This donut recipe uses a lucky Chinese ingredient eaten on New Year’s Day: orange. The recipe calls for yuzu jam, made with Asian citrus, but you can use any citrus jam that is readily available such as orange marmalade. Oranges and tangerines bring luck, wealth and success to all those that eat them during the New Year.
Redwood Hill Farm plain kefir is the secret ingredient here. The batter should be slightly thick and donuts fried over a low-medium heat to make sure they are completely cooked and fluffy on the inside. You can either mix the yuzu jam in the batter or drizzle over the donuts while still warm. Sprinkle generously with powdered sugar (optional) for extra sweetness.
Happy Year of The Goat, we hope it is filled with luck and delicious new recipes for you!
The winter “eating” holidays are all about sharing with family and friends. Entertaining, a house full of party guests or perhaps simply a few intimate friends. Perhaps enjoying a few extra days at home with family and friends, or garnering “oohs and aahs” when you bring a platter of your favorites to a holiday potluck.

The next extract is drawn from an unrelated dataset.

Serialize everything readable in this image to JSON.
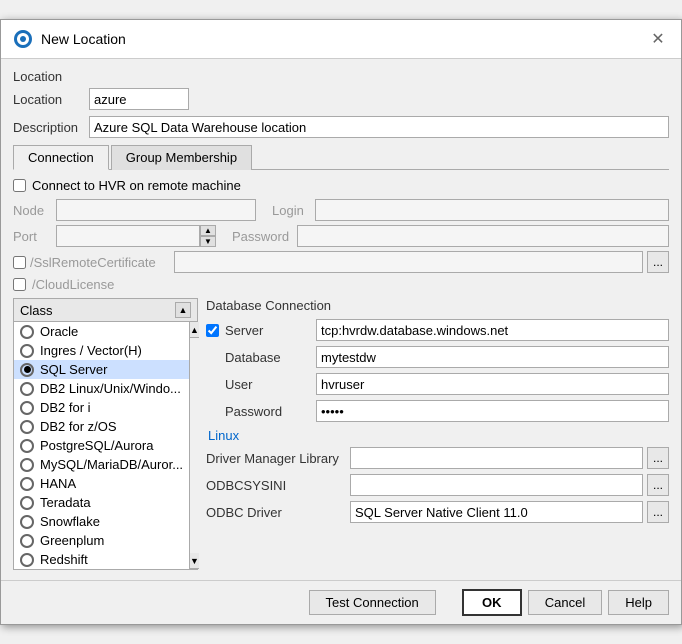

Whether you’re serving cheese as an appetizer or as part of your dessert course, have fun by using Redwood Hill Farm’s unique, delicious artisan cheeses and along with a few simple suggestions we’ve discovered over our more than 25+ years of crafting goat milk cheeses in the farmstead tradition.
This is a classic lemon cake recipe that owner Jennifer Bice has been making with her award-winning chèvre for years. Arrange your tiny lemon cakes on a pretty serving platter, dust with powdered sugar and garnish with slices of lemon. Based on a recipe from Judith Maguire, pastry chef at Lalime’s Restaurant in Berkeley, CA, this simple recipe is sure to become one of your favorites, too.
Redwood Hill Farm & Creamery owner Jennifer Bice has made many trips to France to study goat cheese making techniques. Her experiences resulted in the development of our beautiful French-style goat cheeses right here in Northern California.
The Cameo, California Crottin, and Bucheret artisan goat cheese pictured are all handmade with
imported French cheese cultures, and paired with classic French accompaniments. Bon appétit!
Redwood Hill Farm’s Smoked Cheddar goat cheese knocks it out of the park in a grilled cheese sandwich! Use your favorite hearty bread from a local bakery if you can. I used Full Circle Baking Company’s organic “Powerbread” with Walnuts, Almonds and Raisins. ~ from Nancy Lorenz
The number “8” is very lucky for the Chinese, so it’s not unusual to find a delicious dish with eight special ingredients on the table during Chinese New Year. Traditionally, eight ingredients like bamboo shoots, bean shoots and other “lucky” ingredients are stir-fried together to make something truly delicious.
You can choose any ingredients you love, but we like the crunch of the cucumbers, the slightly spicy radish wedges and the sweetness of the tomatoes when paired with the peanut and goat yogurt sauce. The egg ribbons add an Asian flavor to this salad, and the addition of fresh herbs give an added freshness with every bite. The carrots are also important since they are thought to bring luck.